New York # Berlin Reflected
Nik Pichler approaches the metropolises he visits, like New York and Berlin, with an open eye. There are no strategic considerations; he is not looking for motives he can highlight, he inevitably discovers them. What he sees and visualizes may be present in everyday life but it is rarely noticed. This artistic process is not cognitive but emotional. His well-trained eye is keenly looking for something that we oftentimes overlook or even find annoying: reflections.
The indirect and multilayered properties of reflections enable their observers to perceive them in an unusual way, beyond the obvious. Numerous reflections, especially in major cities, experience yet another and very personal reflection in and by Nik Pichler.
In the art world, mirrors as well as photography are considered media to capture moments. Photography, however, captures those moments that mirrors reflect in their elusiveness. Nik Pichler combines the two by capturing reflecting surfaces, and everything they bundle in a picture, with his photographic eye.

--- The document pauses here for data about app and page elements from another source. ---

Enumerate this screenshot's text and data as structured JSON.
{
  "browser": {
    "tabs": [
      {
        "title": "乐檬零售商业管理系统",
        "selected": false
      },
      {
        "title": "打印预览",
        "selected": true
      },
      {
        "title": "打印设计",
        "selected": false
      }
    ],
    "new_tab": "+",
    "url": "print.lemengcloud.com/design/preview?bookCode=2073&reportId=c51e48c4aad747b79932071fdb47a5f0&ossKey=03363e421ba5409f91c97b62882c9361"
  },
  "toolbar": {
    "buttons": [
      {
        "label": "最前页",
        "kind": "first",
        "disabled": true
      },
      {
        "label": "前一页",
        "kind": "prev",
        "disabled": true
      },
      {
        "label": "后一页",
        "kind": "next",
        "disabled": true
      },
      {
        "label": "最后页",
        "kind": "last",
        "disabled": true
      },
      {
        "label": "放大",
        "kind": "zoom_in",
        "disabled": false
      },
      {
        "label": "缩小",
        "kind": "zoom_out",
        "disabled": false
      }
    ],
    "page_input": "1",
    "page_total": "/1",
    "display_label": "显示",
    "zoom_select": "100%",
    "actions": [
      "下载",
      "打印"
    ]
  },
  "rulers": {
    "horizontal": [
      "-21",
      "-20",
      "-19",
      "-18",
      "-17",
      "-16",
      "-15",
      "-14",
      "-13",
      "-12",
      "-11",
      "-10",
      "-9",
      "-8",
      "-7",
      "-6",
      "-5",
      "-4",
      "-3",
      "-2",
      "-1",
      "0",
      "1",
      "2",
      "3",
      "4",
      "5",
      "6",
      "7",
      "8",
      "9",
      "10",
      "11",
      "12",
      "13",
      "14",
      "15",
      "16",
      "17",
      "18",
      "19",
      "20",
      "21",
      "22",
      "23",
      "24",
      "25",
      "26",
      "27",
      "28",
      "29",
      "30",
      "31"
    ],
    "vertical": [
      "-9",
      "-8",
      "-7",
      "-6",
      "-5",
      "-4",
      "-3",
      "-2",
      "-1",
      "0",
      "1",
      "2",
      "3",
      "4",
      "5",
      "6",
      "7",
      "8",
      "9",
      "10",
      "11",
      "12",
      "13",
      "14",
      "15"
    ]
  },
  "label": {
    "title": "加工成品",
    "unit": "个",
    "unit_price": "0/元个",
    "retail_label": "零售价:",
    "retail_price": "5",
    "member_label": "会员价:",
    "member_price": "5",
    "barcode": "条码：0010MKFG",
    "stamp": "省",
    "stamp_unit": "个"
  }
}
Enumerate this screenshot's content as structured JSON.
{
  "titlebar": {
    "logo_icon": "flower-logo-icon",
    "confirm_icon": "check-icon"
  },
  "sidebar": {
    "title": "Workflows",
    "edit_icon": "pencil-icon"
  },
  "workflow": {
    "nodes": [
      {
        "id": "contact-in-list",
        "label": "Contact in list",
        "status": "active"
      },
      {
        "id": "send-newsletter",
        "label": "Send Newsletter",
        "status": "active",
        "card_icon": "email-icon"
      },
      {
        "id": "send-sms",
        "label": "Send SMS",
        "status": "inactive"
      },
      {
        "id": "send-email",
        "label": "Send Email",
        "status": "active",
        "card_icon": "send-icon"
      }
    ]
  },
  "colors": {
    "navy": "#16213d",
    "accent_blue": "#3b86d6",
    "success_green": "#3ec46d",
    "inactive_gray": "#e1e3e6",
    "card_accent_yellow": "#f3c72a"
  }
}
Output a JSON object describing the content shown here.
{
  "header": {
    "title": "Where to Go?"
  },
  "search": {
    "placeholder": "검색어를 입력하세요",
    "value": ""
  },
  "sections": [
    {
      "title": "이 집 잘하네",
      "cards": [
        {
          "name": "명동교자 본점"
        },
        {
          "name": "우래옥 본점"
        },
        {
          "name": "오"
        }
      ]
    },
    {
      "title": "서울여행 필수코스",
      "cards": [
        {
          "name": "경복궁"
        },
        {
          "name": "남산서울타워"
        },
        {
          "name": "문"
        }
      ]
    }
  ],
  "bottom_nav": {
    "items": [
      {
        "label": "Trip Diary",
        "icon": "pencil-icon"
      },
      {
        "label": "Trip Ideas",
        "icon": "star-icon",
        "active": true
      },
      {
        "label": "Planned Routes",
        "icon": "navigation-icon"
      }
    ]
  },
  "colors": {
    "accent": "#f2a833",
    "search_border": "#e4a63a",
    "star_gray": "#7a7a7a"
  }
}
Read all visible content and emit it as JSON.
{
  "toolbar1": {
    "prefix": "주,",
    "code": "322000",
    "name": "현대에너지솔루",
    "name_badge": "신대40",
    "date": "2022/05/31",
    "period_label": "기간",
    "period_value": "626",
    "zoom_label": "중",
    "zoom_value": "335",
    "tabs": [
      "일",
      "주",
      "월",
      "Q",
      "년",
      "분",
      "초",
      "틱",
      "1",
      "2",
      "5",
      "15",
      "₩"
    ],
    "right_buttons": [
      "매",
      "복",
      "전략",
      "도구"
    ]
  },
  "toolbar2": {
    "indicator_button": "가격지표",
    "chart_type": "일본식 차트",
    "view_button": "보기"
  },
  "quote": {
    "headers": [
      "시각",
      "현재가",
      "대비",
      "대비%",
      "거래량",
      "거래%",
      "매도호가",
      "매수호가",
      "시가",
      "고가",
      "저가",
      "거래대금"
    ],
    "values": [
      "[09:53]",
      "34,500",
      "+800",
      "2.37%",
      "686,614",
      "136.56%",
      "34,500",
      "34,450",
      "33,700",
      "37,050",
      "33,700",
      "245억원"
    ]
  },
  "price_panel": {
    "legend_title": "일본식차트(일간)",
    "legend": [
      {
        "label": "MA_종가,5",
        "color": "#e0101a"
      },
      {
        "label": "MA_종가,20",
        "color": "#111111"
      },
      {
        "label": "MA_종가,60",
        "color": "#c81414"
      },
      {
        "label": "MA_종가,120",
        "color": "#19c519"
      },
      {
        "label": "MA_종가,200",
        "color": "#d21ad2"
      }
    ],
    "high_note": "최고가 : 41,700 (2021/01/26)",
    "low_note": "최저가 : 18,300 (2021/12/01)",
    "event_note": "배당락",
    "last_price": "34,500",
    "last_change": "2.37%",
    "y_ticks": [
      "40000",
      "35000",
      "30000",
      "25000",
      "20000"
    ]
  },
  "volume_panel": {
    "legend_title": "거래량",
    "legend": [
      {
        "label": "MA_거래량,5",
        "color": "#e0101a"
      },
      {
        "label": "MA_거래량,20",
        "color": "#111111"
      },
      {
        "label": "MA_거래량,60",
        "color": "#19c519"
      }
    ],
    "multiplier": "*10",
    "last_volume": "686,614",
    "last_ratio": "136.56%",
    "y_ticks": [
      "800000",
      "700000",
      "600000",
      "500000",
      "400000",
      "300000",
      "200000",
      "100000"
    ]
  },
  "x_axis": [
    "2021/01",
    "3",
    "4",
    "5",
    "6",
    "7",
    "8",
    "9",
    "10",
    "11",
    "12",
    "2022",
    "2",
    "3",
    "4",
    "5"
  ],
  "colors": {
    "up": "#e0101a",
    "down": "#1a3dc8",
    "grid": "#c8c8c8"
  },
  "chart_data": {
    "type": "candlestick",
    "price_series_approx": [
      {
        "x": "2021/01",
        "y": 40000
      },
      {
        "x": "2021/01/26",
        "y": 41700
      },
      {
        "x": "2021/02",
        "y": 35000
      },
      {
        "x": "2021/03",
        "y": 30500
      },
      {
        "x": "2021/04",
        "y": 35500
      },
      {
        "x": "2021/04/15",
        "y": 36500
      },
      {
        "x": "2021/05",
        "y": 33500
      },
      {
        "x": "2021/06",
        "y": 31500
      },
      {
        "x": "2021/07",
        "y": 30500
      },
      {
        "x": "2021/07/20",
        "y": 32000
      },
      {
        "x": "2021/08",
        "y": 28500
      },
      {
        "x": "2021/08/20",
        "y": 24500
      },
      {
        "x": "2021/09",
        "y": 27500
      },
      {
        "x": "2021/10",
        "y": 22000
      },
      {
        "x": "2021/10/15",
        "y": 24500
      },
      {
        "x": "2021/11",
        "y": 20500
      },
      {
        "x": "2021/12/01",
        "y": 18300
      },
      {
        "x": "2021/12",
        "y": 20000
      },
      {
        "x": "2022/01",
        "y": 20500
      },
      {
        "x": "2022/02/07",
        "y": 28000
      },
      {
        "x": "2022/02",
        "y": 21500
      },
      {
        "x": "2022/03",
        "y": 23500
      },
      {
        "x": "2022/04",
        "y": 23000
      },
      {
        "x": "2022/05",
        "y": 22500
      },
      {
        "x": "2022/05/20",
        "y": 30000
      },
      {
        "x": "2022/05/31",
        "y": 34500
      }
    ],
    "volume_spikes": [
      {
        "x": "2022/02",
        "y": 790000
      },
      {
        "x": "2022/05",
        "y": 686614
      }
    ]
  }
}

Our metropolises are filled with facades and shopping windows which are dominated by glass. Contrary to mirrors, these reflecting elements have two characteristics, depending on the respective lighting conditions. They are reflective as well as transparent. Sometimes these urban facades become mirrors of their environment, sometimes these reflections blend into the view of interior spaces. Reflections of light and shadows of natural environments as well as electrified cities emphasize further features in the photos that Nik Pichler creates this way. The results are visual compactions of living environments, of our metropolises’ constant change. Architectural elements of the past and present, which characterize the face of a city and, at the same time, are an expression of social change, flow together in one picture. The remains of a city’s fading character are reflected in the facades of modern architecture, which oftentimes tower over old structures with their massive sizes even though they support or even initially provoke their perception through these reflections. Interior and exterior spaces as well as the dynamic hustle and bustle flow into this network of transparent layers. Some of Pichler’s works simultaneously take a look behind and in front of us, maybe with traces of the dynamics of people’s everyday life in between. From the perspective of his Reflection Art Photography, Nik Pichler opens our eyes to an unusual confrontation with our urban living environment. He lets us rediscover it in a new way and reflect on it beyond our everyday viewing habits.
Matthias Erntges, curator of the exhibition